── Extracted material ──

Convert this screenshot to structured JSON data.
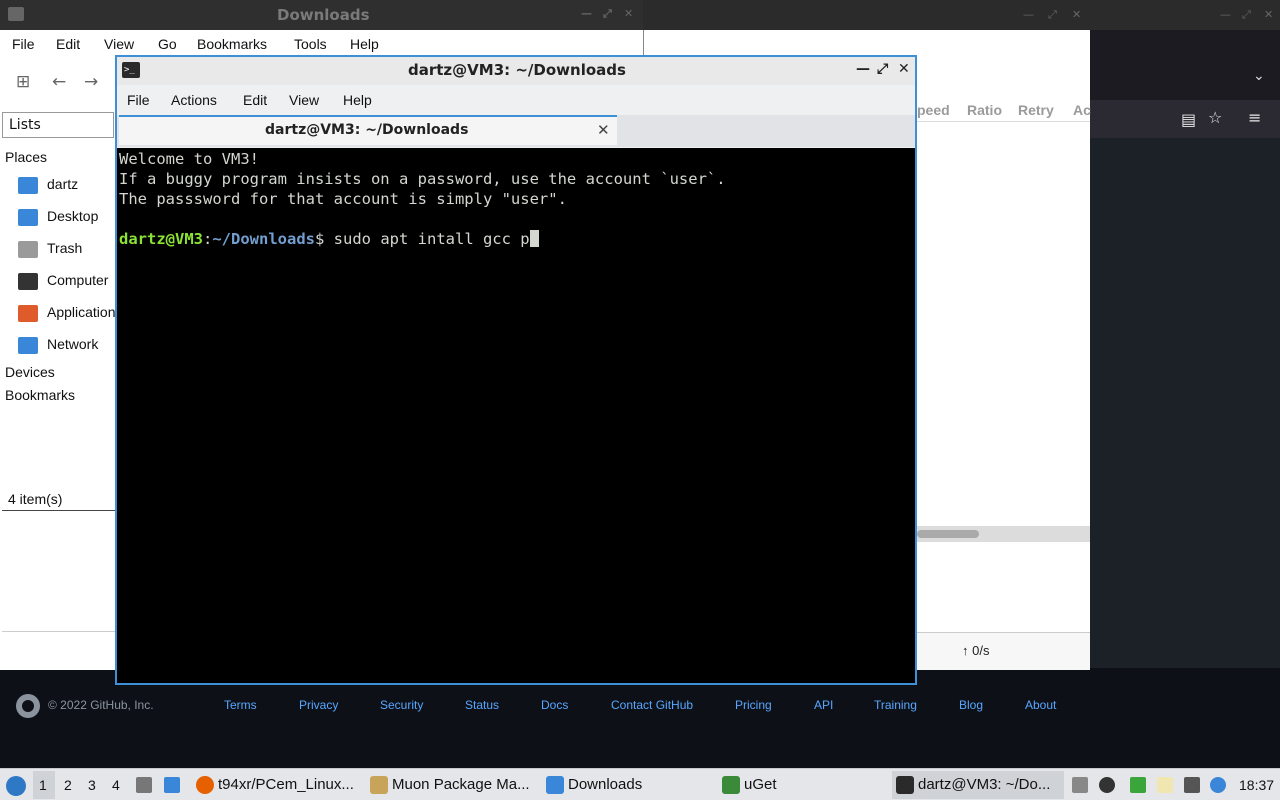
{
  "file_manager": {
    "title": "Downloads",
    "menu": [
      "File",
      "Edit",
      "View",
      "Go",
      "Bookmarks",
      "Tools",
      "Help"
    ],
    "lists_label": "Lists",
    "places_header": "Places",
    "places": [
      {
        "label": "dartz",
        "icon": "home-folder-icon",
        "color": "#3a86d9"
      },
      {
        "label": "Desktop",
        "icon": "desktop-icon",
        "color": "#3a86d9"
      },
      {
        "label": "Trash",
        "icon": "trash-icon",
        "color": "#9a9a9a"
      },
      {
        "label": "Computer",
        "icon": "computer-icon",
        "color": "#333333"
      },
      {
        "label": "Applications",
        "icon": "applications-icon",
        "color": "#e05b2b"
      },
      {
        "label": "Network",
        "icon": "network-icon",
        "color": "#3a86d9"
      }
    ],
    "devices_header": "Devices",
    "bookmarks_header": "Bookmarks",
    "status": "4 item(s)"
  },
  "uget": {
    "columns": [
      "peed",
      "Ratio",
      "Retry",
      "Ac"
    ],
    "upload_speed": "↑ 0/s"
  },
  "terminal": {
    "window_title": "dartz@VM3: ~/Downloads",
    "menu": [
      "File",
      "Actions",
      "Edit",
      "View",
      "Help"
    ],
    "tab_title": "dartz@VM3: ~/Downloads",
    "lines": [
      "Welcome to VM3!",
      "If a buggy program insists on a password, use the account `user`.",
      "The passsword for that account is simply \"user\"."
    ],
    "prompt_user": "dartz@VM3",
    "prompt_sep": ":",
    "prompt_path": "~/Downloads",
    "prompt_symbol": "$ ",
    "command": "sudo apt intall gcc p",
    "colors": {
      "user": "#8ae234",
      "path": "#729fcf",
      "text": "#d3d7cf",
      "accent": "#3d8fd6"
    }
  },
  "github_footer": {
    "copyright": "© 2022 GitHub, Inc.",
    "links": [
      "Terms",
      "Privacy",
      "Security",
      "Status",
      "Docs",
      "Contact GitHub",
      "Pricing",
      "API",
      "Training",
      "Blog",
      "About"
    ]
  },
  "taskbar": {
    "workspaces": [
      "1",
      "2",
      "3",
      "4"
    ],
    "tasks": [
      {
        "label": "t94xr/PCem_Linux...",
        "icon": "firefox-icon",
        "color": "#e66000"
      },
      {
        "label": "Muon Package Ma...",
        "icon": "package-manager-icon",
        "color": "#c8a45a"
      },
      {
        "label": "Downloads",
        "icon": "folder-icon",
        "color": "#3a86d9"
      },
      {
        "label": "uGet",
        "icon": "uget-icon",
        "color": "#3a8a3a"
      },
      {
        "label": "dartz@VM3: ~/Do...",
        "icon": "terminal-icon",
        "color": "#2a2a2a"
      }
    ],
    "clock": "18:37"
  }
}
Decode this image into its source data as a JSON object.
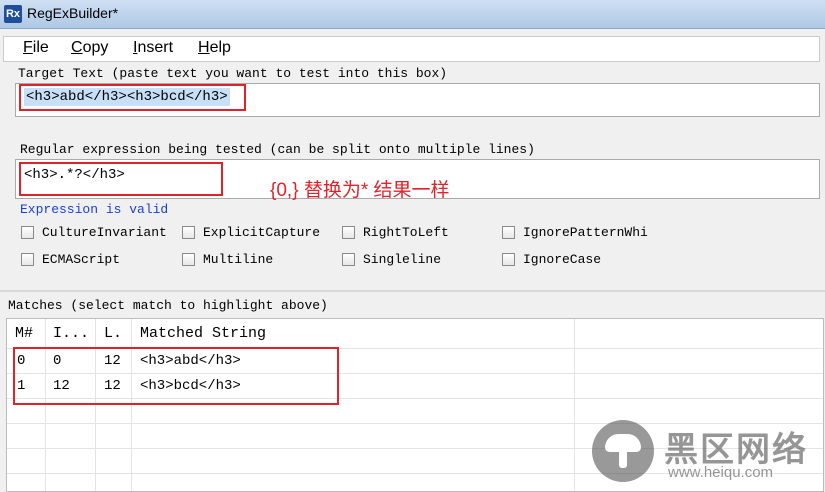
{
  "window": {
    "title": "RegExBuilder*",
    "icon": "Rx"
  },
  "menu": [
    {
      "key": "F",
      "rest": "ile"
    },
    {
      "key": "C",
      "rest": "opy"
    },
    {
      "key": "I",
      "rest": "nsert"
    },
    {
      "key": "H",
      "rest": "elp"
    }
  ],
  "target": {
    "label": "Target Text (paste text you want to test into this box)",
    "value": "<h3>abd</h3><h3>bcd</h3>"
  },
  "regex": {
    "label": "Regular expression being tested (can be split onto multiple lines)",
    "value": "<h3>.*?</h3>",
    "annotation": "{0,} 替换为* 结果一样",
    "status": "Expression is valid"
  },
  "options": [
    "CultureInvariant",
    "ExplicitCapture",
    "RightToLeft",
    "IgnorePatternWhi",
    "ECMAScript",
    "Multiline",
    "Singleline",
    "IgnoreCase"
  ],
  "matches": {
    "label": "Matches (select match to highlight above)",
    "columns": [
      "M#",
      "I...",
      "L.",
      "Matched String"
    ],
    "rows": [
      [
        "0",
        "0",
        "12",
        "<h3>abd</h3>"
      ],
      [
        "1",
        "12",
        "12",
        "<h3>bcd</h3>"
      ]
    ]
  },
  "watermark": {
    "name": "黑区网络",
    "url": "www.heiqu.com"
  },
  "colors": {
    "annotation": "#e0232b",
    "valid": "#1a3fd6",
    "selection": "#c7dff7"
  }
}
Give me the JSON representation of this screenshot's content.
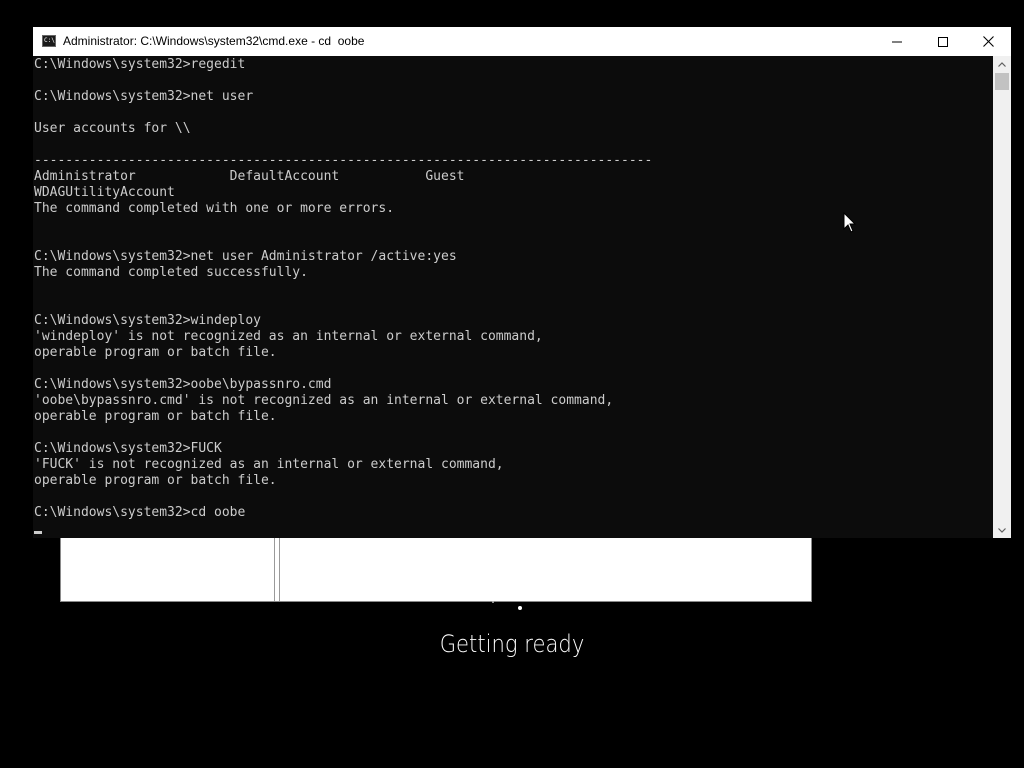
{
  "oobe": {
    "status_text": "Getting ready"
  },
  "cmd": {
    "title": "Administrator: C:\\Windows\\system32\\cmd.exe - cd  oobe",
    "icon": "cmd-icon",
    "icon_glyph": "C:\\",
    "controls": {
      "minimize_icon": "minimize-icon",
      "maximize_icon": "maximize-icon",
      "close_icon": "close-icon"
    },
    "colors": {
      "console_bg": "#0c0c0c",
      "console_fg": "#cccccc",
      "titlebar_bg": "#ffffff"
    },
    "lines": [
      "C:\\Windows\\system32>regedit",
      "",
      "C:\\Windows\\system32>net user",
      "",
      "User accounts for \\\\",
      "",
      "-------------------------------------------------------------------------------",
      "Administrator            DefaultAccount           Guest",
      "WDAGUtilityAccount",
      "The command completed with one or more errors.",
      "",
      "",
      "C:\\Windows\\system32>net user Administrator /active:yes",
      "The command completed successfully.",
      "",
      "",
      "C:\\Windows\\system32>windeploy",
      "'windeploy' is not recognized as an internal or external command,",
      "operable program or batch file.",
      "",
      "C:\\Windows\\system32>oobe\\bypassnro.cmd",
      "'oobe\\bypassnro.cmd' is not recognized as an internal or external command,",
      "operable program or batch file.",
      "",
      "C:\\Windows\\system32>FUCK",
      "'FUCK' is not recognized as an internal or external command,",
      "operable program or batch file.",
      "",
      "C:\\Windows\\system32>cd oobe"
    ]
  },
  "scrollbar": {
    "up_icon": "scroll-up-arrow-icon",
    "down_icon": "scroll-down-arrow-icon"
  },
  "pointer": {
    "icon": "mouse-pointer-icon"
  }
}
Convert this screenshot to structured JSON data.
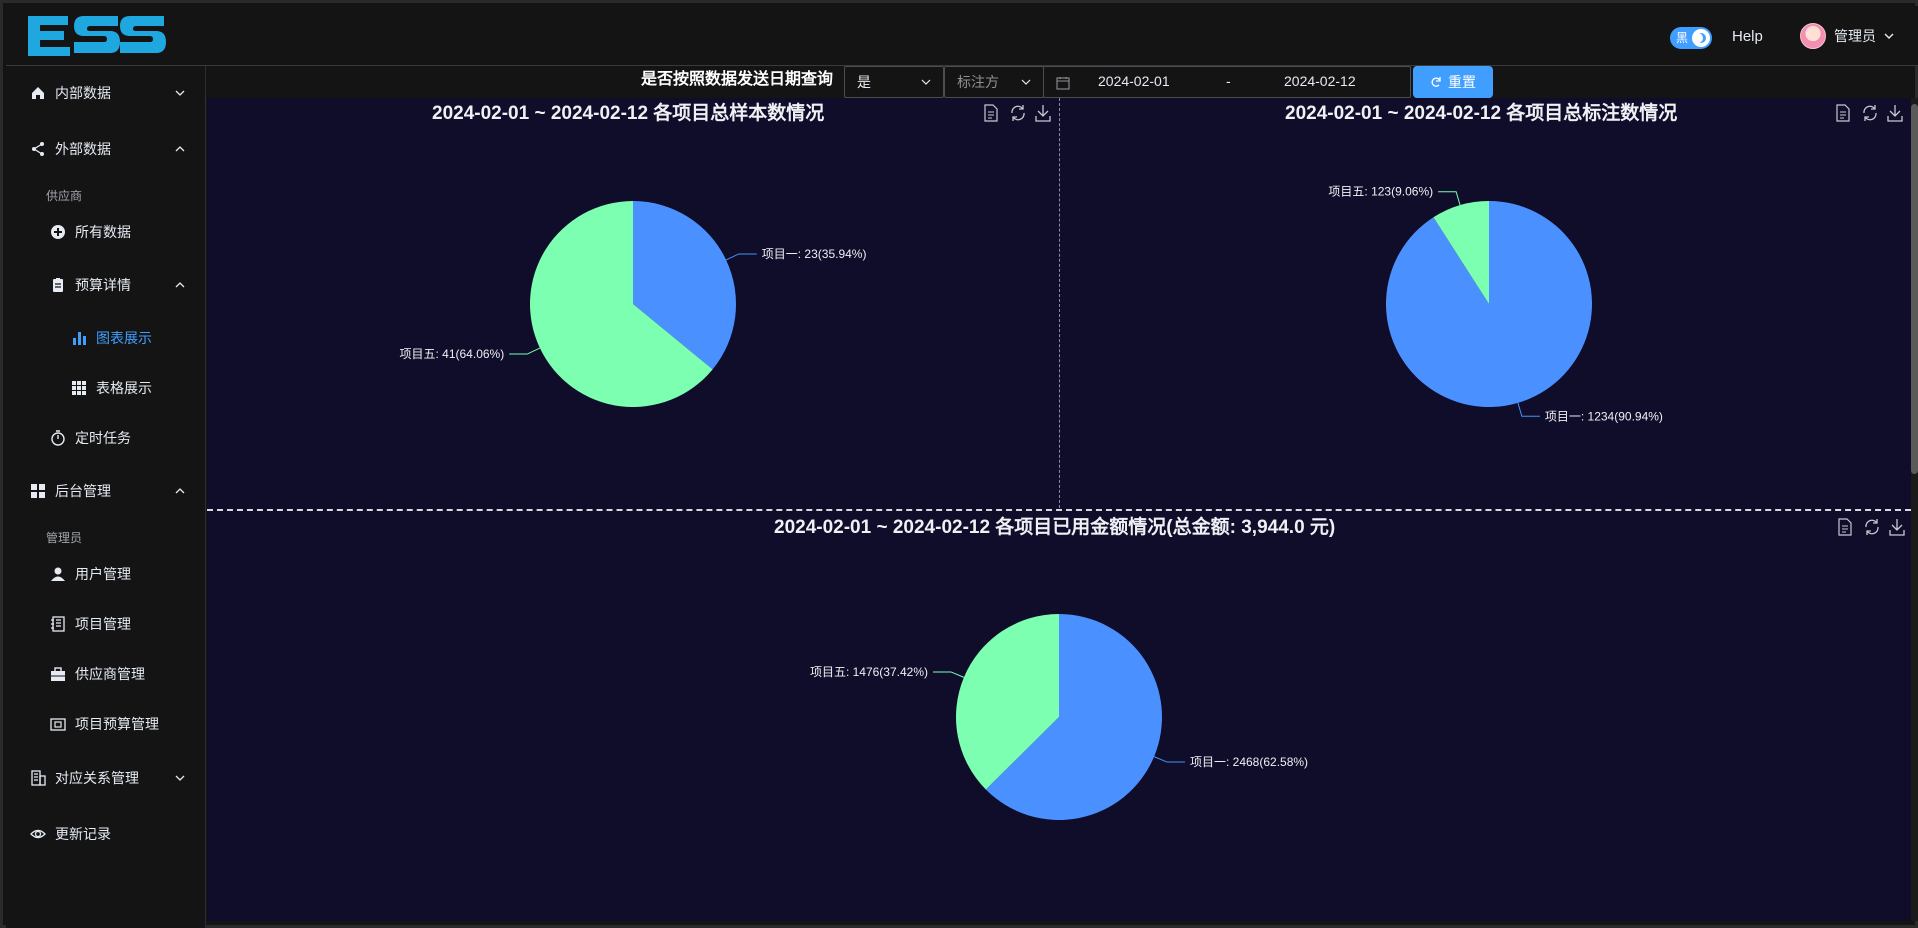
{
  "header": {
    "logo": "ESS",
    "theme_toggle_label": "黑",
    "help": "Help",
    "user_name": "管理员"
  },
  "sidebar": {
    "items": [
      {
        "label": "内部数据",
        "icon": "home-icon"
      },
      {
        "label": "外部数据",
        "icon": "share-icon"
      },
      {
        "group": "供应商"
      },
      {
        "label": "所有数据",
        "icon": "add-circle-icon"
      },
      {
        "label": "预算详情",
        "icon": "clipboard-icon"
      },
      {
        "label": "图表展示",
        "icon": "bar-chart-icon",
        "active": true
      },
      {
        "label": "表格展示",
        "icon": "grid-icon"
      },
      {
        "label": "定时任务",
        "icon": "timer-icon"
      },
      {
        "label": "后台管理",
        "icon": "dashboard-icon"
      },
      {
        "group": "管理员"
      },
      {
        "label": "用户管理",
        "icon": "user-icon"
      },
      {
        "label": "项目管理",
        "icon": "notebook-icon"
      },
      {
        "label": "供应商管理",
        "icon": "briefcase-icon"
      },
      {
        "label": "项目预算管理",
        "icon": "wallet-icon"
      },
      {
        "label": "对应关系管理",
        "icon": "office-building-icon"
      },
      {
        "label": "更新记录",
        "icon": "eye-icon"
      }
    ]
  },
  "filter": {
    "title": "是否按照数据发送日期查询",
    "mode_value": "是",
    "annotator_placeholder": "标注方",
    "start_date": "2024-02-01",
    "range_separator": "-",
    "end_date": "2024-02-12",
    "reset_label": "重置"
  },
  "colors": {
    "project1": "#4a90ff",
    "project5": "#7dffb2",
    "chart_bg": "#0f0d2a",
    "accent": "#409eff"
  },
  "chart_data": [
    {
      "type": "pie",
      "title": "2024-02-01 ~ 2024-02-12 各项目总样本数情况",
      "slices": [
        {
          "name": "项目一",
          "value": 23,
          "percent": "35.94%"
        },
        {
          "name": "项目五",
          "value": 41,
          "percent": "64.06%"
        }
      ],
      "labels": [
        "项目一: 23(35.94%)",
        "项目五: 41(64.06%)"
      ]
    },
    {
      "type": "pie",
      "title": "2024-02-01 ~ 2024-02-12 各项目总标注数情况",
      "slices": [
        {
          "name": "项目一",
          "value": 1234,
          "percent": "90.94%"
        },
        {
          "name": "项目五",
          "value": 123,
          "percent": "9.06%"
        }
      ],
      "labels": [
        "项目一: 1234(90.94%)",
        "项目五: 123(9.06%)"
      ]
    },
    {
      "type": "pie",
      "title": "2024-02-01 ~ 2024-02-12 各项目已用金额情况(总金额: 3,944.0 元)",
      "slices": [
        {
          "name": "项目一",
          "value": 2468,
          "percent": "62.58%"
        },
        {
          "name": "项目五",
          "value": 1476,
          "percent": "37.42%"
        }
      ],
      "labels": [
        "项目一: 2468(62.58%)",
        "项目五: 1476(37.42%)"
      ]
    }
  ]
}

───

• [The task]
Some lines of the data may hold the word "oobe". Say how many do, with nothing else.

• [Your response]
5